Four years ago, Brandi Burgess, Interim Administrator of Assisted Living and Memory Care, became a nationally certified trainer in PAC and developed an education plan for all levels of our staff with responsibilities in any of our licensed facilities.

“I really love when staff members from all departments share an interaction they had with a resident and say ‘I felt myself getting defensive and upset, and then I realized I was talking to a diamond,’ or an emerald, or a ruby,” Brandi said. “When they can take a step back, use what they learned in their PAC training, and approach the situation with a different mindset, they can better understand and care for our residents.”

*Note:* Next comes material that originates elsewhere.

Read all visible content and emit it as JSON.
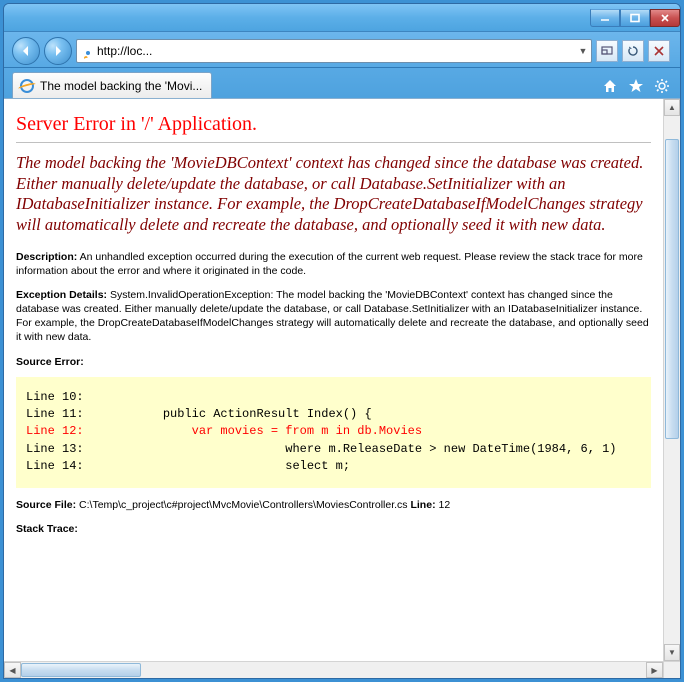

Health Services staff receive annual training, which consists of education on normal aging, dementia, current research, and the progression of dementia through the GEMS® model. They also learn positive physical approaches and skills to use during care. Many different techniques are used to teach our staff these skills: video clips of Teepa demonstrating how to sort out what GEM someone is for visual learners; lectures and Q&A sessions for verbal learners; role playing and hands-on care practice for existential learners.

Our Care Partners in the Starr Memory Care Residence receive a three-week training, the most intensive of all our employees. Their PAC training is heavily interactive and hands-on, allowing them to practice the skills they will need and also put themselves in the shoes of someone with dementia. Even those who work outside of Health Services receive an introduction to PAC in their new employee orientations.

“If we can teach our staff how to purposefully change the environment and approach to our residents, then we can ensure they have the proper setting to shine at their best,” Brandi said.

We are pleased to welcome charter members of the Anchor Society, a group of donors who have given to the Foundation consistently, year after year, in at least 5 of the last 6 years. Consistent annual giving allows us to continue to fund ongoing programs, such as the chapel, wood shop, library, the new resident educational offerings, employee scholarships, employee hardship cases, employee training, wellness initiatives, and other new offerings.

The Foundation Board was happy to honor and celebrate these donors on National Philanthropy Day (November 15th) at our Cocktails by Candlelight event in the Bistro. All members received a commemorative pin as a symbol of our gratitude. Over sixty guests attended the event.

Charter Members of the Anchor Society:

Maizie Abuza
Carolyn Albrecht
Mary Allyn
Al and Barbara Balaban
Patricia and Graham Barkhuff
David and Ruth Beliles
Kay Bosse
Bill Brackett
Molly Brzica
Marty Buenneke
Celia Catlett and Gene Heide
Aubie and Sandy Coran
Bruce Crawford and Joan Sheil
John and Alida de Jongh
Joe Devore
Judy Diedrich
Janet Fassler
Greg Fosselman
Arnold and Marcia Freedman
Nancy Gross
Jerry and Joelle Hamovit
Harry and Nancy Hobson
Addie Hurst
Joe Iaria
Bill and Betsy Johnston
Harriet Josenhanss
Jerry and Nancy Kaplan
Marian Kessler
Chris and Margo Light
Sallie and Tom Luebbe
Gerda and Vytas Maceikonis
Jeanne Manser
Gerry Mattson
Ginny McIntire
Fred and Molly Moffat
Elizabeth Murphy
Becky and Paul Pazkowski
Isabel Pedersen
BJ Peters
Jean and Brian Rushton
Bobi Sanderson
Shirlee Schachtel
Norma Schatz
Jeanne Seiberling
Charleen Sessions
Maryanne and Joe Shorin
Cade and Whit Sibley
Carol Siegler
Jean Simon
Jane Smiley
Phil and Barry Starr
Betty Templeton
Tom Towler and Nancy Lyon
Wendy and Jim Underwood
Dr. Jim Wiggin
Jill Wilson
Tena and Tom Wilson
Edward Yasuna